Monuments Men Author Speaks at University Campus

October 24, 2014

An audience of more than 130 students and community members gathered at University Campus this month to hear the original story of The Monuments Men–a special World War II unit whose previously little-known efforts to save works of art and architecture from the destruction of war–which was made into a popular film starring actor-director George Clooney, released earlier this year.

As the first event of this year’s University Speaker Series, author Robert Edsel shared a multimedia presentation on the inspiration and research behind his book The Monuments Men: Allied Heroes, Nazi Thieves, and the Greatest Treasure Hunt in History. Mr. Edsel is a former entrepreneur who had been able to sell a successful company and relocate in 1996 with his family to Europe. Time spent in Italy allowed him the opportunity to read and explore art, architecture, and art history, which in turn led to his discovery of the history of the special Allied Forces unit. “Florence was my classroom, and Europe was my school.” He learned that it was the work of American and British arts specialists that helped preserve many cultural works including paintings, books, sculptures, and stained glassworks, that still survive. Researching the work and lives of these “solider-scholars” has become his mission.

During the pre-War period, Mr. Edsel explained in his presentation, the Monuments Men (they were mostly male) worked in museums, universities, and arts organizations. Eventually about 350 became part of the Allied Forces to help protect or retrieve works of art that were stolen by Nazis, or to help safeguard buildings or works of art in danger of destruction from bombing campaigns, which might have been waged by either the Allies or German forces. Paintings and other works stolen by Nazis were found stored in caves, castles and mines–including a Rembrandt, a Renoir, a daVinci, and works by many, many artists who were not as famous, but who nonetheless contributed to the cultural landscape. The guiding principle for the recovery mission was that recovered works should and would be returned to the country from which they were stolen. Sometimes works were not stolen and exported, but were hidden in the countrysides, away from bombing targets, and had to be retrieved.

The work of the Monuments Men was just beginning as the war was winding down in Europe in 1945, Mr. Edsel explained, and the officers stayed until 1951. Not all works were recovered, and some still surface from time to time, but the work of the soldiers ended. As the troops came home, they quietly resumed work in their fields and went largely unnoticed for their war duties. “This story has been sitting here in front of all of our eyes,” Mr. Edsel said.

He believes that circumstances, in part, kept the story of the Monuments Men from being told more broadly during the early 1950s–by then the Korean War commanded the nation’s attention.

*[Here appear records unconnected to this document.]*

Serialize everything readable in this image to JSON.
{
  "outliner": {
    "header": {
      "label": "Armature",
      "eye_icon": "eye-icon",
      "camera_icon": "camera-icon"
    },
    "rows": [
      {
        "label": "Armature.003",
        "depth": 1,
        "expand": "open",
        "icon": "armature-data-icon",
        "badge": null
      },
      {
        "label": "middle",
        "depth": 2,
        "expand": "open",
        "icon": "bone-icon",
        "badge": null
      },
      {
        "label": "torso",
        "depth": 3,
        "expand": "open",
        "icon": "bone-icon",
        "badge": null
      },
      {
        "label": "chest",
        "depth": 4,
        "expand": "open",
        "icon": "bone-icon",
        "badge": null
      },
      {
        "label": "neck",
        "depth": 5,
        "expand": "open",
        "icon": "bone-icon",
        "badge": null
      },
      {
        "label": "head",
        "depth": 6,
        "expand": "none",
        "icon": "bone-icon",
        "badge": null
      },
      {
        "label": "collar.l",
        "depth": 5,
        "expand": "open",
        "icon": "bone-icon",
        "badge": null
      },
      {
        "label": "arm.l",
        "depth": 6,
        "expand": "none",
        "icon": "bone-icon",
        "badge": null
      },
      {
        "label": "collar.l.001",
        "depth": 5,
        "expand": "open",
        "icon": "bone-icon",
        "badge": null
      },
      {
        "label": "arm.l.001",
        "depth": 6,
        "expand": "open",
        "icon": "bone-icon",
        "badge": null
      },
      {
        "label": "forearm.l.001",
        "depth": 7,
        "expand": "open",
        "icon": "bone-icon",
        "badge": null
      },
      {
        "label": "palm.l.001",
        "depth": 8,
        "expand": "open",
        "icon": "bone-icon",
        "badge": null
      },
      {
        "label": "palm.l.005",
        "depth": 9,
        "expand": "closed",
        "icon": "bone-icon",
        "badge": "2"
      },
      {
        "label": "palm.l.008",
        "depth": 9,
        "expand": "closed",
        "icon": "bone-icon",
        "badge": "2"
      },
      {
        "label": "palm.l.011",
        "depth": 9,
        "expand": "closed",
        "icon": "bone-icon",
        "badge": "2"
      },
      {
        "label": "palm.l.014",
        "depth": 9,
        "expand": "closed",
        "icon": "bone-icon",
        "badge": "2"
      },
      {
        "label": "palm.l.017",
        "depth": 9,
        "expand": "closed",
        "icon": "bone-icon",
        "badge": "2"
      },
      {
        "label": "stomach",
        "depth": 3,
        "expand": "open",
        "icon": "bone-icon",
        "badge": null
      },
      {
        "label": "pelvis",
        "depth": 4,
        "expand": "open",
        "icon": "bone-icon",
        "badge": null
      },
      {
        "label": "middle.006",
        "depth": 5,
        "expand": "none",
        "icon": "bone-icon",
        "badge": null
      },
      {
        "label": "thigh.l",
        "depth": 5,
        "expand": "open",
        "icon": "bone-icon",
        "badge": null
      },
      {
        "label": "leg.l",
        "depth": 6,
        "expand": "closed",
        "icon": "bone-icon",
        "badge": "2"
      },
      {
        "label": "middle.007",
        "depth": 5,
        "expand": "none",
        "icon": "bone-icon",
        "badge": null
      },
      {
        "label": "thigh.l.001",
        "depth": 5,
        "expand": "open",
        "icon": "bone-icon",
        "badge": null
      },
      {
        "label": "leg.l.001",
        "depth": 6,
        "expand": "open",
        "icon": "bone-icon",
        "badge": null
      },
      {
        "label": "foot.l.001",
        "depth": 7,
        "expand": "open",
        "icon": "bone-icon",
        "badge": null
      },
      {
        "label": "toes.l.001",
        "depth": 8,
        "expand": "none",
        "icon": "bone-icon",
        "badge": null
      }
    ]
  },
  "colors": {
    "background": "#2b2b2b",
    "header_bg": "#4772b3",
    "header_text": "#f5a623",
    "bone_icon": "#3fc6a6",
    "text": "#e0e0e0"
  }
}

Now Mr. Edsel said he travels “incessantly to try to visit with surviving Monuments Men and their families.” On his trip to Florida just before arriving at Saint Leo, in fact, he visited with a 94-year-old Monuments officer still living in an Orlando suburb. The author was alerted to the man’s existence by a newspaper reporter who found out about the elderly veteran (from a family member) after the film version of The Monuments Men was released. It turned out that Rouben Sami had worked in an archival depot in Offenbach, Germany, that became a centralized collection point for the return of books and manuscripts that had taken by Nazis. “This is the 19th Monuments Man I’ve interviewed,” Mr. Edsel said. In instances such as Mr. Sami’s, the author archives the person’s story through the nonprofit he founded, the Monuments Men Foundation for the Preservation of Art, (

Mr. Edsel also advocates for the preservation of arts in modern-day conflicts, and said the successes of the World War II Monuments Men set a good example. The United States suffered in world public opinion, he said, when artworks were not safeguarded during the 2003 bombing of Iraq by the U.S. He has come to the view that the knowledge of cultural scholars and preservationists should also be respected and incorporated when armed forces are deployed, he said.

Mr. Edsel signed books following his talk.

For information on upcoming University Speaker Series events, contact Dr. Mary Spoto at